An international collaboration led by the Stanford labs of Alexander Urban and Hanlee Ji, used the SageHLS system to map a Mb-sized deletion in a complex region of the human genome, 22q11.2, that is associated with a variety of neurodevelopmental and neuropsychiatric disorders. Structural variation (SV) in this region is difficult to study because the breakpoints are frequently located in four large segmental duplications (up to 400kb in length) that are scattered over a 3 Mb area. Conventional short-read sequencing cannot unambiguously identify the breakpoints of these SVs because of the high homology between the segmental duplications. The researchers designed an HLS-CATCH procedure in which Cas9 was used to cleave unique sites outside of the 3 Mb region that contains the segmental duplications. In a patient sample carrying a large deletion, a ~300kb CATCH product from the deletion allele could be cleanly separated from the much larger 3 Mb CATCH product from the wild-type allele by preparative pulsed-field electrophoresis in the SageHLS. The researchers were then able to sequence the 300kb deletion product using Oxford Nanopore long-read methods and successfully map the deletion breakpoints.

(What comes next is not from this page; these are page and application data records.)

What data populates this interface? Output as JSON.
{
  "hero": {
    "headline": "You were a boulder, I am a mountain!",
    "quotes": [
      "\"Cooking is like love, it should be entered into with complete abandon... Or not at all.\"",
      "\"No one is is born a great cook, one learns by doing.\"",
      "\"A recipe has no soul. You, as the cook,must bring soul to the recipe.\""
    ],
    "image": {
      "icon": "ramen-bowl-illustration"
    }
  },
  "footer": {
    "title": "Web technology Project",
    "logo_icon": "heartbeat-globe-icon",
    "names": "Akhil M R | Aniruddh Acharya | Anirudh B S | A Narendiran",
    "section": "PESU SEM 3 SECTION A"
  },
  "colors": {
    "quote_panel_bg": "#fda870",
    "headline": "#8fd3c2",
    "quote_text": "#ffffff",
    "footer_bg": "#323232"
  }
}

Some of this work was presented in a scientific poster at the recent AGBT 2020 conference at Marco Island. The poster can be viewed here.
The green arrows below indicate the Cas9/RNA target sites that flank the 22q11.2 region (Bo Zhou, et al. presented at AGBT 2020)